#### Available data
-- Opening Marker --
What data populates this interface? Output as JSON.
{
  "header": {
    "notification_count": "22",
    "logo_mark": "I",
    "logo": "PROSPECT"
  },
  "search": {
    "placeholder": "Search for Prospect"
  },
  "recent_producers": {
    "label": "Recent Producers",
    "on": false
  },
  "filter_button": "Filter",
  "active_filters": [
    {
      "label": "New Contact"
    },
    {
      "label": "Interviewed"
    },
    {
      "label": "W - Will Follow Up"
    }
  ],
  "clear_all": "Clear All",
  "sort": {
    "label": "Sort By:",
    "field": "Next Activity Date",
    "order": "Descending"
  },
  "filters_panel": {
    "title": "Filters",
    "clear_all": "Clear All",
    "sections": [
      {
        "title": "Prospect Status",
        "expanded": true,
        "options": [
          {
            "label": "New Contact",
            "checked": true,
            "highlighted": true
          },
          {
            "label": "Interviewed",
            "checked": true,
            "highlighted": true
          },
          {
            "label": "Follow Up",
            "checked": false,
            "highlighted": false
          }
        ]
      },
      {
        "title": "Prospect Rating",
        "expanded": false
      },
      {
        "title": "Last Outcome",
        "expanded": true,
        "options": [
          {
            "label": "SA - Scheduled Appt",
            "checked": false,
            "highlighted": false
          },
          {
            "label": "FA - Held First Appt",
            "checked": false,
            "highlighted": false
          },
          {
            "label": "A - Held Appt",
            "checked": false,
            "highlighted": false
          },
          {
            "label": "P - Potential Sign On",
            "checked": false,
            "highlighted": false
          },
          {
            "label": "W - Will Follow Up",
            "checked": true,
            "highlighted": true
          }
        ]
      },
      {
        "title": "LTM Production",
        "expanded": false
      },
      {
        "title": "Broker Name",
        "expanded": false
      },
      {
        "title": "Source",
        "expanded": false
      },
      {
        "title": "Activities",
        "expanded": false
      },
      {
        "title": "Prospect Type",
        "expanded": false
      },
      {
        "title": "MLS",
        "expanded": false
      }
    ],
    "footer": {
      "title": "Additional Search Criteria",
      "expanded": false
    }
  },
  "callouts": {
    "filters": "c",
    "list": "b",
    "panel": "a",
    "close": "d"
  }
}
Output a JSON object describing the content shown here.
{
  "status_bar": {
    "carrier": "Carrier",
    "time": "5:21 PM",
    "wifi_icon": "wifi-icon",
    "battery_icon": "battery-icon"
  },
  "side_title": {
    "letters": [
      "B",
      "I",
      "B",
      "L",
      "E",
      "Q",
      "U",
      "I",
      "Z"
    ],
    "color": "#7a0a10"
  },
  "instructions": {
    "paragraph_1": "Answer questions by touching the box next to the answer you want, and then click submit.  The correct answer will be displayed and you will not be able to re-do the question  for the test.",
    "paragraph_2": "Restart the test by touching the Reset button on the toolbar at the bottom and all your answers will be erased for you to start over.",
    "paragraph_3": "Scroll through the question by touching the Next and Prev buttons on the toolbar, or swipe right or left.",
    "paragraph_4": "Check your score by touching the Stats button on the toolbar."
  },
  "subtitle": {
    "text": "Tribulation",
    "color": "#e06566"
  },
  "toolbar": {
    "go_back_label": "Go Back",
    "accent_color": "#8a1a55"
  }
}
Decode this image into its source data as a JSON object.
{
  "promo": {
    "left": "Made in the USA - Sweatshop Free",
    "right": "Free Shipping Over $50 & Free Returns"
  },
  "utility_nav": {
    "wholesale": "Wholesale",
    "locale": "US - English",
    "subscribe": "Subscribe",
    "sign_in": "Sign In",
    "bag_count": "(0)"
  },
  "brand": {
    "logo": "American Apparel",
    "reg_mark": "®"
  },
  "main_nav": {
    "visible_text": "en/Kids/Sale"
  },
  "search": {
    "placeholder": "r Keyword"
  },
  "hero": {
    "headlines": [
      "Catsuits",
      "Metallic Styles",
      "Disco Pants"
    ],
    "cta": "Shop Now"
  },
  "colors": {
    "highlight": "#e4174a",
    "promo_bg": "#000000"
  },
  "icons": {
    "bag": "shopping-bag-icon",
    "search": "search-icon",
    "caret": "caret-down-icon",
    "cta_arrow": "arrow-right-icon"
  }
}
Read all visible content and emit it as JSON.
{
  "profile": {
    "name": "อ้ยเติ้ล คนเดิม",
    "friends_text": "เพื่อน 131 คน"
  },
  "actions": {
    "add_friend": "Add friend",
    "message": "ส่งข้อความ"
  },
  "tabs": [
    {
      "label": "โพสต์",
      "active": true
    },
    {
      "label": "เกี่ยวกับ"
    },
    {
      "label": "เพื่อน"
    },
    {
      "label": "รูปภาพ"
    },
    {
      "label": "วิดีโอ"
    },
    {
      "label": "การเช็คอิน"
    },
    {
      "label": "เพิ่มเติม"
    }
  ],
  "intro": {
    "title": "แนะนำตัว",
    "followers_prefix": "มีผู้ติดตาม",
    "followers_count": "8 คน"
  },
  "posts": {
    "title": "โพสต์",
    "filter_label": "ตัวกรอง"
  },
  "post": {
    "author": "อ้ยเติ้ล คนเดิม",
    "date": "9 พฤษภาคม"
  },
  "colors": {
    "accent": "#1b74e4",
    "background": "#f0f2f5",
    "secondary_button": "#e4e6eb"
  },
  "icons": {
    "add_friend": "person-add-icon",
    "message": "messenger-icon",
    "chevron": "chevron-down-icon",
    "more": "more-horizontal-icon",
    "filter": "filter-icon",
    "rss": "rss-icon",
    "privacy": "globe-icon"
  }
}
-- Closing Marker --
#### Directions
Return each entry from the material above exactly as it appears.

#### Task output
What data populates this interface? Output as JSON.
{
  "header": {
    "notification_count": "22",
    "logo_mark": "I",
    "logo": "PROSPECT"
  },
  "search": {
    "placeholder": "Search for Prospect"
  },
  "recent_producers": {
    "label": "Recent Producers",
    "on": false
  },
  "filter_button": "Filter",
  "active_filters": [
    {
      "label": "New Contact"
    },
    {
      "label": "Interviewed"
    },
    {
      "label": "W - Will Follow Up"
    }
  ],
  "clear_all": "Clear All",
  "sort": {
    "label": "Sort By:",
    "field": "Next Activity Date",
    "order": "Descending"
  },
  "filters_panel": {
    "title": "Filters",
    "clear_all": "Clear All",
    "sections": [
      {
        "title": "Prospect Status",
        "expanded": true,
        "options": [
          {
            "label": "New Contact",
            "checked": true,
            "highlighted": true
          },
          {
            "label": "Interviewed",
            "checked": true,
            "highlighted": true
          },
          {
            "label": "Follow Up",
            "checked": false,
            "highlighted": false
          }
        ]
      },
      {
        "title": "Prospect Rating",
        "expanded": false
      },
      {
        "title": "Last Outcome",
        "expanded": true,
        "options": [
          {
            "label": "SA - Scheduled Appt",
            "checked": false,
            "highlighted": false
          },
          {
            "label": "FA - Held First Appt",
            "checked": false,
            "highlighted": false
          },
          {
            "label": "A - Held Appt",
            "checked": false,
            "highlighted": false
          },
          {
            "label": "P - Potential Sign On",
            "checked": false,
            "highlighted": false
          },
          {
            "label": "W - Will Follow Up",
            "checked": true,
            "highlighted": true
          }
        ]
      },
      {
        "title": "LTM Production",
        "expanded": false
      },
      {
        "title": "Broker Name",
        "expanded": false
      },
      {
        "title": "Source",
        "expanded": false
      },
      {
        "title": "Activities",
        "expanded": false
      },
      {
        "title": "Prospect Type",
        "expanded": false
      },
      {
        "title": "MLS",
        "expanded": false
      }
    ],
    "footer": {
      "title": "Additional Search Criteria",
      "expanded": false
    }
  },
  "callouts": {
    "filters": "c",
    "list": "b",
    "panel": "a",
    "close": "d"
  }
}
Output a JSON object describing the content shown here.
{
  "status_bar": {
    "carrier": "Carrier",
    "time": "5:21 PM",
    "wifi_icon": "wifi-icon",
    "battery_icon": "battery-icon"
  },
  "side_title": {
    "letters": [
      "B",
      "I",
      "B",
      "L",
      "E",
      "Q",
      "U",
      "I",
      "Z"
    ],
    "color": "#7a0a10"
  },
  "instructions": {
    "paragraph_1": "Answer questions by touching the box next to the answer you want, and then click submit.  The correct answer will be displayed and you will not be able to re-do the question  for the test.",
    "paragraph_2": "Restart the test by touching the Reset button on the toolbar at the bottom and all your answers will be erased for you to start over.",
    "paragraph_3": "Scroll through the question by touching the Next and Prev buttons on the toolbar, or swipe right or left.",
    "paragraph_4": "Check your score by touching the Stats button on the toolbar."
  },
  "subtitle": {
    "text": "Tribulation",
    "color": "#e06566"
  },
  "toolbar": {
    "go_back_label": "Go Back",
    "accent_color": "#8a1a55"
  }
}
Decode this image into its source data as a JSON object.
{
  "promo": {
    "left": "Made in the USA - Sweatshop Free",
    "right": "Free Shipping Over $50 & Free Returns"
  },
  "utility_nav": {
    "wholesale": "Wholesale",
    "locale": "US - English",
    "subscribe": "Subscribe",
    "sign_in": "Sign In",
    "bag_count": "(0)"
  },
  "brand": {
    "logo": "American Apparel",
    "reg_mark": "®"
  },
  "main_nav": {
    "visible_text": "en/Kids/Sale"
  },
  "search": {
    "placeholder": "r Keyword"
  },
  "hero": {
    "headlines": [
      "Catsuits",
      "Metallic Styles",
      "Disco Pants"
    ],
    "cta": "Shop Now"
  },
  "colors": {
    "highlight": "#e4174a",
    "promo_bg": "#000000"
  },
  "icons": {
    "bag": "shopping-bag-icon",
    "search": "search-icon",
    "caret": "caret-down-icon",
    "cta_arrow": "arrow-right-icon"
  }
}
Read all visible content and emit it as JSON.
{
  "profile": {
    "name": "อ้ยเติ้ล คนเดิม",
    "friends_text": "เพื่อน 131 คน"
  },
  "actions": {
    "add_friend": "Add friend",
    "message": "ส่งข้อความ"
  },
  "tabs": [
    {
      "label": "โพสต์",
      "active": true
    },
    {
      "label": "เกี่ยวกับ"
    },
    {
      "label": "เพื่อน"
    },
    {
      "label": "รูปภาพ"
    },
    {
      "label": "วิดีโอ"
    },
    {
      "label": "การเช็คอิน"
    },
    {
      "label": "เพิ่มเติม"
    }
  ],
  "intro": {
    "title": "แนะนำตัว",
    "followers_prefix": "มีผู้ติดตาม",
    "followers_count": "8 คน"
  },
  "posts": {
    "title": "โพสต์",
    "filter_label": "ตัวกรอง"
  },
  "post": {
    "author": "อ้ยเติ้ล คนเดิม",
    "date": "9 พฤษภาคม"
  },
  "colors": {
    "accent": "#1b74e4",
    "background": "#f0f2f5",
    "secondary_button": "#e4e6eb"
  },
  "icons": {
    "add_friend": "person-add-icon",
    "message": "messenger-icon",
    "chevron": "chevron-down-icon",
    "more": "more-horizontal-icon",
    "filter": "filter-icon",
    "rss": "rss-icon",
    "privacy": "globe-icon"
  }
}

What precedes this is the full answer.